Price: $1,600 from HP
We know, we know. You can build something more powerful for less dough, but not everyone wants to roll their own. Boasting an overclocked 4.7GHz Core i7, dual NVIDIA GeForce 570GTX's in SLI, complete with 8GB of RAM, the Ode Level 3 means business. Still not sold? Well how about that trick white case? We think it's pretty rad.
Price: $2,339 from Digital Storm
- Key specs
- Reviews • 3
- Type All-in-one
- Screen size 27 inches
- Bundled OS Mac OS (Yosemite [10.10])
- CPU family Core i5
- Processor speed 3.5 GHz
- System RAM 8 GB
- Hard drive(s) 1 TB (total)
- Released 2014-10-20
Dell Inspiron One 2320 Touch
Digital Storm ODE Level 3
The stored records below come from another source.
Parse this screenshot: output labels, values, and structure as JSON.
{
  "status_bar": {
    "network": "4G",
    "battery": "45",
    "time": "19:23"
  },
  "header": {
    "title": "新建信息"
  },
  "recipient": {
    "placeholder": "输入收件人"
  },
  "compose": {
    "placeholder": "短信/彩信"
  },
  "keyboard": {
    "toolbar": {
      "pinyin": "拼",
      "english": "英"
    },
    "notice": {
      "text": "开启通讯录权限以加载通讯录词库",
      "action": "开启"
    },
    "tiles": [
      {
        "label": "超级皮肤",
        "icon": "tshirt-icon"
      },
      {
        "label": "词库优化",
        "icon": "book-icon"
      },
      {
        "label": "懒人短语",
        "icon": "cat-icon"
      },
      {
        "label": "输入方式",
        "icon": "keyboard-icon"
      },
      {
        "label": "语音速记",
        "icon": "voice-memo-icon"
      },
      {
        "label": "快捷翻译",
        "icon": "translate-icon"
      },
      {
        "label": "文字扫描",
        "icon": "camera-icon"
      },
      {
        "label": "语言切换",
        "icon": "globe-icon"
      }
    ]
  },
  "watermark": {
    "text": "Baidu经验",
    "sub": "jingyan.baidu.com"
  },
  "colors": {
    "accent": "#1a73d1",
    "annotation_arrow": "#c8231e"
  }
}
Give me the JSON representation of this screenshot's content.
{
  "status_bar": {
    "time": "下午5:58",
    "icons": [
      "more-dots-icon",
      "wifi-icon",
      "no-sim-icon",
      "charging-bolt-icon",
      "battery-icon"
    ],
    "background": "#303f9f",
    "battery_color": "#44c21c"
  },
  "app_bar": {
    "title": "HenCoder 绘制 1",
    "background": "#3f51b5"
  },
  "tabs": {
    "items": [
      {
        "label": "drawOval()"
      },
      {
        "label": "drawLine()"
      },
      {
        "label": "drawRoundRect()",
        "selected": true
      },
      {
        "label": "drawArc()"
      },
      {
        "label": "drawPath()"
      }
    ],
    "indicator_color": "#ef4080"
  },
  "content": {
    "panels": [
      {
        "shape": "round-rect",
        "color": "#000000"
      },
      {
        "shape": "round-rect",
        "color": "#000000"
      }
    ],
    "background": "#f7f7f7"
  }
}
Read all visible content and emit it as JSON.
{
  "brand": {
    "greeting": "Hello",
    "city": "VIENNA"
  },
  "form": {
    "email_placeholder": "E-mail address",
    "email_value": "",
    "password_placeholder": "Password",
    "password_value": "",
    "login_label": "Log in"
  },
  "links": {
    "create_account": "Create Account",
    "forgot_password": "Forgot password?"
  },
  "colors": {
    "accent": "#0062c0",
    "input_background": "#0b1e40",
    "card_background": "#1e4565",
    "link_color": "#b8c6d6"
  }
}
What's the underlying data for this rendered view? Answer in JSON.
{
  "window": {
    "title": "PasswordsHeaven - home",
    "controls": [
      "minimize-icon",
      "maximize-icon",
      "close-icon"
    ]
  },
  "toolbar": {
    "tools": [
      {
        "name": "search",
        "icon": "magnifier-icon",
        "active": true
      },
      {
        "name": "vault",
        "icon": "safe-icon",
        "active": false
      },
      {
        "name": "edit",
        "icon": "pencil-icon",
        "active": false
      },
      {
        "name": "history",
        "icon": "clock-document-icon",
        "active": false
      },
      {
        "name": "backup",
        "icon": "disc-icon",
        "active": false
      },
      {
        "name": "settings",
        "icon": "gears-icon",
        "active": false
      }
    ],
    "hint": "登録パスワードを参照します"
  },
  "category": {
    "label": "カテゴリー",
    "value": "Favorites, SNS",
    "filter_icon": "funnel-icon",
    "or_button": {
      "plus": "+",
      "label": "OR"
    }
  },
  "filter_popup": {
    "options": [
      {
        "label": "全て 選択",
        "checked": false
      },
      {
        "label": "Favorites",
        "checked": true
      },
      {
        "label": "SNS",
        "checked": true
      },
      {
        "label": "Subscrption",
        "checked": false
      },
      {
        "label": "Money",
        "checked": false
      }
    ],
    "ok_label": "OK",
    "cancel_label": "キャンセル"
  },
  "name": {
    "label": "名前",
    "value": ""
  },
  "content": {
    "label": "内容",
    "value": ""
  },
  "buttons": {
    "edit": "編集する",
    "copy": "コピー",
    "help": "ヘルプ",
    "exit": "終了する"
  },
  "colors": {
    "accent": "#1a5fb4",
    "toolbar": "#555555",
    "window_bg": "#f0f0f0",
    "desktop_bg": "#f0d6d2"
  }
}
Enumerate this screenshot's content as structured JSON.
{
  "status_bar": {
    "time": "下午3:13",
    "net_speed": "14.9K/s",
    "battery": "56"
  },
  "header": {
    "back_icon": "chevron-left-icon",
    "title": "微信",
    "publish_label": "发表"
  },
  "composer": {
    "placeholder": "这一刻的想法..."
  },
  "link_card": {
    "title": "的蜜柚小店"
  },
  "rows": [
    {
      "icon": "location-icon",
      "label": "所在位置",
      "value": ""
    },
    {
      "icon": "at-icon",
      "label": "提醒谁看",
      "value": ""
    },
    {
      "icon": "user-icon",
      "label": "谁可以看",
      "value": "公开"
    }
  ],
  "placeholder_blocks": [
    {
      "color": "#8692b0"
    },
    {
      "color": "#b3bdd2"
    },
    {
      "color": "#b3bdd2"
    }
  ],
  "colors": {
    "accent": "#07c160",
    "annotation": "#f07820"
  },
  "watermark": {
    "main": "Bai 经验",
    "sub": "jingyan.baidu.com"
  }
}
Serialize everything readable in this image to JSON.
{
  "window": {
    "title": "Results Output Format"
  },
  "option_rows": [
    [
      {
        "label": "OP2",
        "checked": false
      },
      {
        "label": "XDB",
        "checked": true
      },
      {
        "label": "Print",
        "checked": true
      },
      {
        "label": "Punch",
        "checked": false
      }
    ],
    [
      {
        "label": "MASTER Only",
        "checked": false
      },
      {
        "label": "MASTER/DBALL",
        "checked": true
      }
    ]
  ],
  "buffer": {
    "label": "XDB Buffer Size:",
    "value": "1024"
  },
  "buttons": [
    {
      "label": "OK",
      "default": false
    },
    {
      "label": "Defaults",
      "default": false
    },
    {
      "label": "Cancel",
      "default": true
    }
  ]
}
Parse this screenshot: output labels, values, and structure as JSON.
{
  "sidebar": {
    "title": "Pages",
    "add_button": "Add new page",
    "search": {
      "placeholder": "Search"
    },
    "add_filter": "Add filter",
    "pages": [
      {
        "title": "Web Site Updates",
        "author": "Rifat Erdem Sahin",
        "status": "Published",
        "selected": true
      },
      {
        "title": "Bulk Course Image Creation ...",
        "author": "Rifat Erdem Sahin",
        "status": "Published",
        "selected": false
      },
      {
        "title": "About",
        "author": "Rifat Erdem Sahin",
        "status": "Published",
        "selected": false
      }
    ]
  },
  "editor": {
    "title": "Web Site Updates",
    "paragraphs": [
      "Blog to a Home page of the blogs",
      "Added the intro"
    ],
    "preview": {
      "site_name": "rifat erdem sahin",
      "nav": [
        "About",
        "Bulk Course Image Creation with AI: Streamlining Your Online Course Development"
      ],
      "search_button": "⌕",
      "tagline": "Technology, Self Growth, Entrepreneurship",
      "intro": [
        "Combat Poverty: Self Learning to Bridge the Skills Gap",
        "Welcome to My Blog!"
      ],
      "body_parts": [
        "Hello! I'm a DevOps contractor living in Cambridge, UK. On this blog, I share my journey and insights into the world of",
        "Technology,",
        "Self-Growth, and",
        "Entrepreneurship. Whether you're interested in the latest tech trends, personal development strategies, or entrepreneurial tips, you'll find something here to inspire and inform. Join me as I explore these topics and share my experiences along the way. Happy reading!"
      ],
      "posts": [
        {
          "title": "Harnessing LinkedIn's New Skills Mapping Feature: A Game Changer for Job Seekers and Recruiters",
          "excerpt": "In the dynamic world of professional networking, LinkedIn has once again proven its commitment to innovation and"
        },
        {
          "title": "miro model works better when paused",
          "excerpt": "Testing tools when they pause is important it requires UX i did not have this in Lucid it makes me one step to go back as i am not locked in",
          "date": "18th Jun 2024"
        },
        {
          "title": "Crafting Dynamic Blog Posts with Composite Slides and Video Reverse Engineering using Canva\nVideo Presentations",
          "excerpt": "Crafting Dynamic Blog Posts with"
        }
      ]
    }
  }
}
HP Pavilion s5 series
HP TouchSmart 620
Apple Mac mini (late 2014)